"Once we have sufficient information that supports your client's claim, we will make every attempt to reach a fair agreement on the amount of Uninsured or Underinsured Motorist benefits due under the policy. If for some reason we are not able to reach an agreement on the amount due, your client may request that [defendant] submit the claim to a third-party arbitrator who can determine the amount of benefits to which your client is entitled. Keep in mind that the arbitrator's decision is final and cannot be disputed or appealed."

(Emphasis added.)

         Plaintiff sought medical treatment for his injuries at ACS and incurred medical expenses totaling $6, 530.65. Defendant did not pay those expenses.
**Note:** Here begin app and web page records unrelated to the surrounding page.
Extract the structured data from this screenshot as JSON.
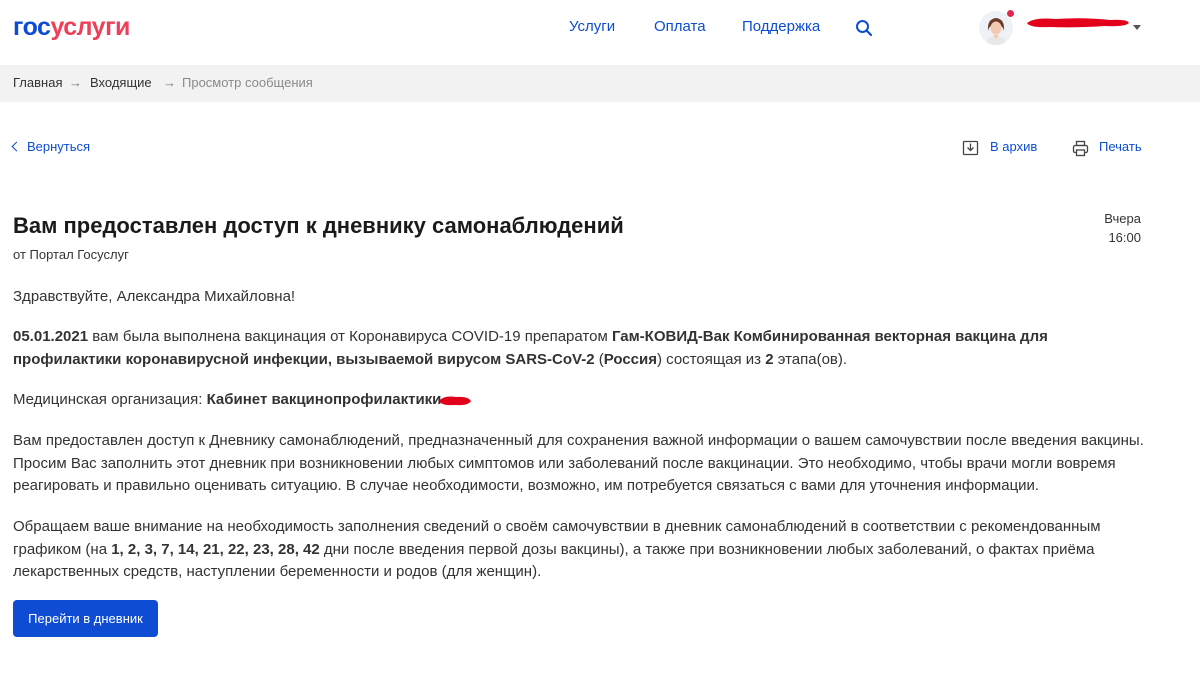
{
  "header": {
    "logo_part1": "гос",
    "logo_part2": "услуги",
    "nav": [
      "Услуги",
      "Оплата",
      "Поддержка"
    ],
    "search_icon": "search-icon",
    "avatar_icon": "user-avatar-icon"
  },
  "breadcrumb": {
    "items": [
      "Главная",
      "Входящие",
      "Просмотр сообщения"
    ]
  },
  "actions": {
    "back": "Вернуться",
    "archive": "В архив",
    "print": "Печать"
  },
  "message": {
    "title": "Вам предоставлен доступ к дневнику самонаблюдений",
    "sender": "от Портал Госуслуг",
    "date_day": "Вчера",
    "date_time": "16:00",
    "greeting": "Здравствуйте, Александра Михайловна!",
    "vaccination": {
      "date": "05.01.2021",
      "text1": " вам была выполнена вакцинация от Коронавируса COVID-19 препаратом ",
      "vaccine": "Гам-КОВИД-Вак Комбинированная векторная вакцина для профилактики коронавирусной инфекции, вызываемой вирусом SARS-CoV-2",
      "text2": " (",
      "country": "Россия",
      "text3": ") состоящая из ",
      "stages": "2",
      "text4": " этапа(ов)."
    },
    "org_label": "Медицинская организация: ",
    "org_name": "Кабинет вакцинопрофилактики",
    "access_paragraph": "Вам предоставлен доступ к Дневнику самонаблюдений, предназначенный для сохранения важной информации о вашем самочувствии после введения вакцины. Просим Вас заполнить этот дневник при возникновении любых симптомов или заболеваний после вакцинации. Это необходимо, чтобы врачи могли вовремя реагировать и правильно оценивать ситуацию. В случае необходимости, возможно, им потребуется связаться с вами для уточнения информации.",
    "schedule": {
      "text1": "Обращаем ваше внимание на необходимость заполнения сведений о своём самочувствии в дневник самонаблюдений в соответствии с рекомендованным графиком (на ",
      "days": "1, 2, 3, 7, 14, 21, 22, 23, 28, 42",
      "text2": " дни после введения первой дозы вакцины), а также при возникновении любых заболеваний, о фактах приёма лекарственных средств, наступлении беременности и родов (для женщин)."
    },
    "cta": "Перейти в дневник"
  },
  "colors": {
    "brand_blue": "#0d4cd3",
    "brand_red": "#ee3f58",
    "redaction": "#e3001b"
  }
}
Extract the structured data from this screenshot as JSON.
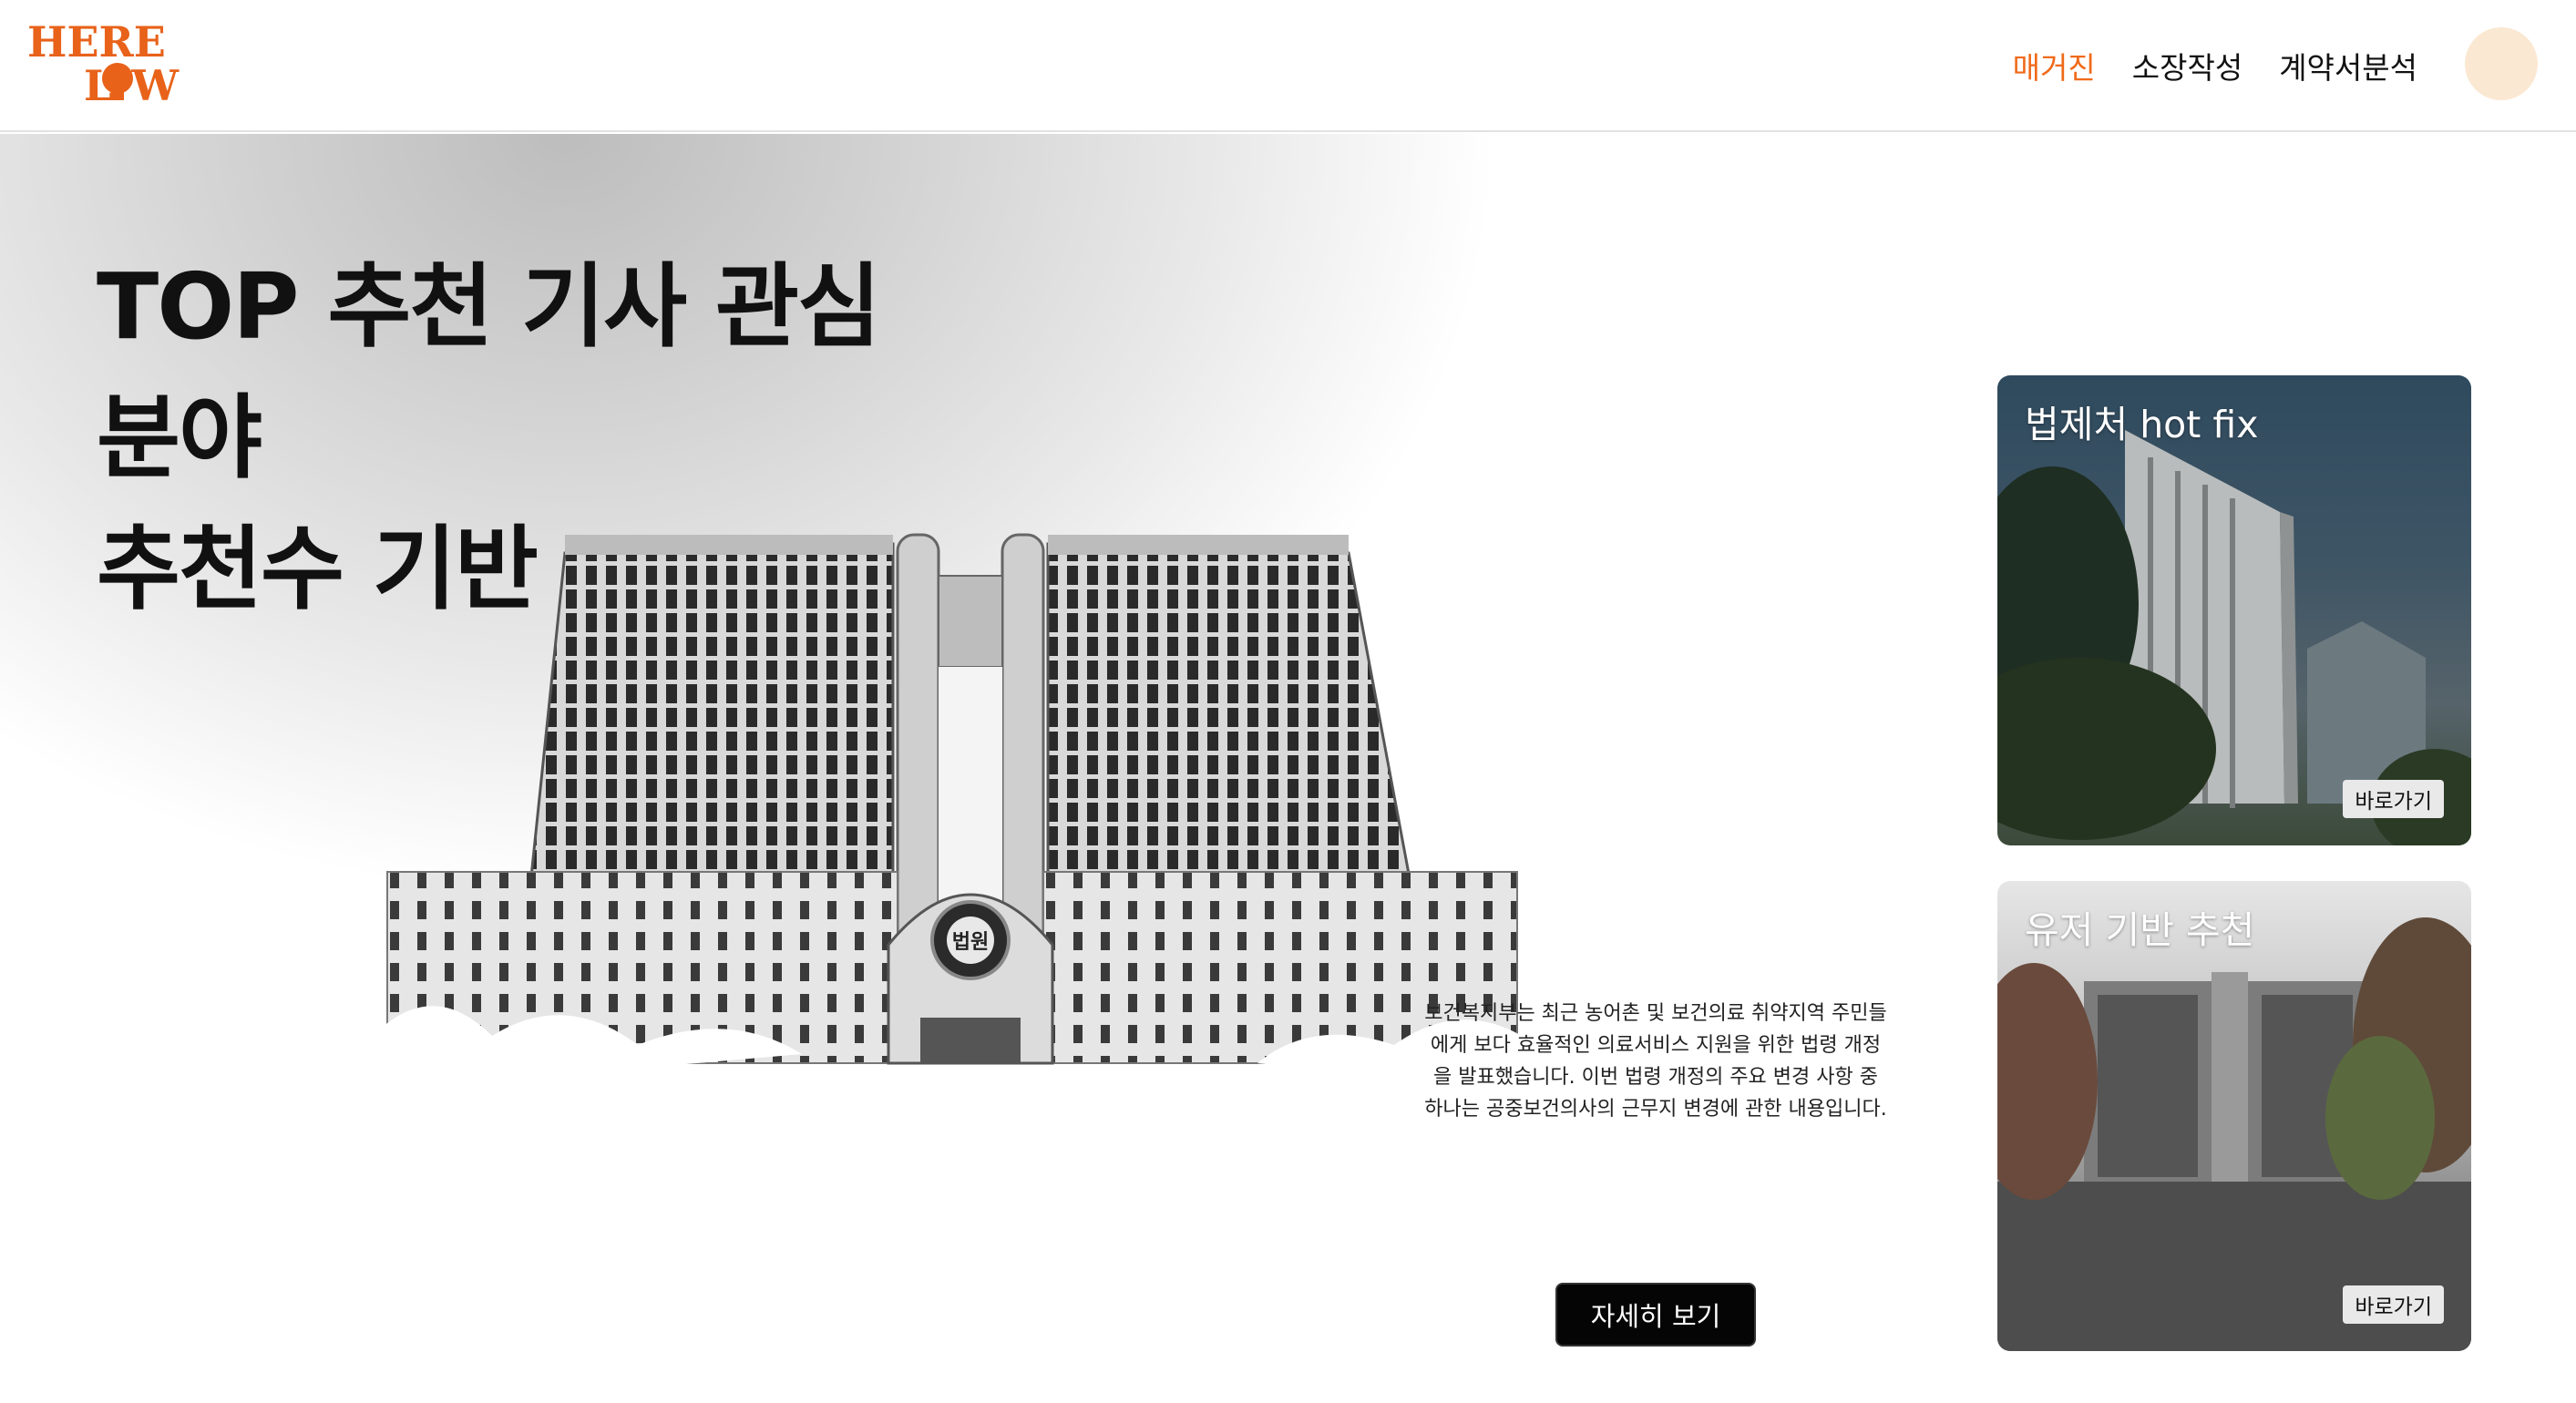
{
  "brand": {
    "logo_top": "HERE",
    "logo_bottom": "LAW",
    "accent_color": "#f06a1a"
  },
  "nav": {
    "items": [
      {
        "label": "매거진",
        "active": true
      },
      {
        "label": "소장작성",
        "active": false
      },
      {
        "label": "계약서분석",
        "active": false
      }
    ]
  },
  "hero": {
    "title_lines": [
      "TOP 추천 기사 관심",
      "분야",
      "추천수 기반"
    ],
    "article_excerpt": "보건복지부는 최근 농어촌 및 보건의료 취약지역 주민들에게 보다 효율적인 의료서비스 지원을 위한 법령 개정을 발표했습니다. 이번 법령 개정의 주요 변경 사항 중 하나는 공중보건의사의 근무지 변경에 관한 내용입니다.",
    "detail_button": "자세히 보기",
    "building_sign": "법원"
  },
  "cards": [
    {
      "title": "법제처 hot fix",
      "link_label": "바로가기"
    },
    {
      "title": "유저 기반 추천",
      "link_label": "바로가기"
    }
  ]
}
On September 23, 2014, defendant sent a letter to plaintiff's counsel, acknowledging plaintiff's treatment at ACS and stating, in part:

"You are advised that [defendant] and [ACS] (including its owner, Alexis Lee) have reached an agreement that will resolve any potential PIP claim associated with bills issued to your client by [ACS] associated with your client's care related to this motor vehicle accident. [ACS] maintains that any and all treatment that has or will be performed will be reasonable, necessary, and proper. However, [ACS] [292 Or.App. 614] will not submit these bills for payment by [defendant] as part of any PIP claim. Moreover, [ACS] will take no collection action against your client for payment of bills associated with this claim."

         Plaintiff subsequently filed an action against defendant in circuit court; in his amended complaint, he alleged a claim for PIP benefits in the amount of $6, 530.65 for the medical expenses he incurred with ACS, and a claim for UM benefits, which included the same medical expenses, as well as noneconomic damages not to exceed $10, 000, and lost wages in the amount of $3, 284.40. He also sought attorney fees pursuant to ORS 742.061. The court ordered the case transferred to arbitration, where plaintiff recovered damages, as well as costs and attorney fees.[2] Defendant appealed the arbitration award, seeking trial de novo on all issues of law and fact. The parties subsequently reached a settlement agreement as to damages, leaving the attorney fee issues to be resolved by the trial court.

         Defendant then filed a motion for summary judgment on the question of plaintiffs entitlement to attorney fees as to both his PIP and UM claims.[3] With respect to PIP, defendant argued that, because plaintiff's PIP claim only included medical bills from ACS and, pursuant to an agreement between ACS and defendant, those medical bills "were completely waived with respect to any PIP claim," plaintiff's PIP claim did not provide a basis for attorney fees under ORS 742.061(2). In support of that argument, defendant included as exhibits its September 23, 2014, letter described above and a declaration from Lee, ACS's owner. Lee's declaration stated, in part:

"For purposes of any potential PIP claim associated with this loss, the medical bills for the treatment rendered by ACS for [plaintiff] is being waived for reasons unrelated to the subject litigation. Although bills will be issued and provided to Plaintiff for services, ACS is electing as its sole [292 Or.App. 615] and exclusive remedy to recover amounts from the tortfea-sor and/or his/her insurance carrier."

         As to attorney fees associated with plaintiff's UM claim, defendant argued that, although that claim remained viable (because ACS had waived its medical bills only for purposes of a PIP claim), plaintiff was not entitled to fees because defendant timely provided plaintiff with a "safe harbor" letter-referring to its July 2, 2014, letter ...


Buy This Entire Record For $7.95

Download the entire decision to receive the complete text, official citation,
docket number, dissents and concurrences, and footnotes for this case.

Learn more about what you receive with purchase of this case.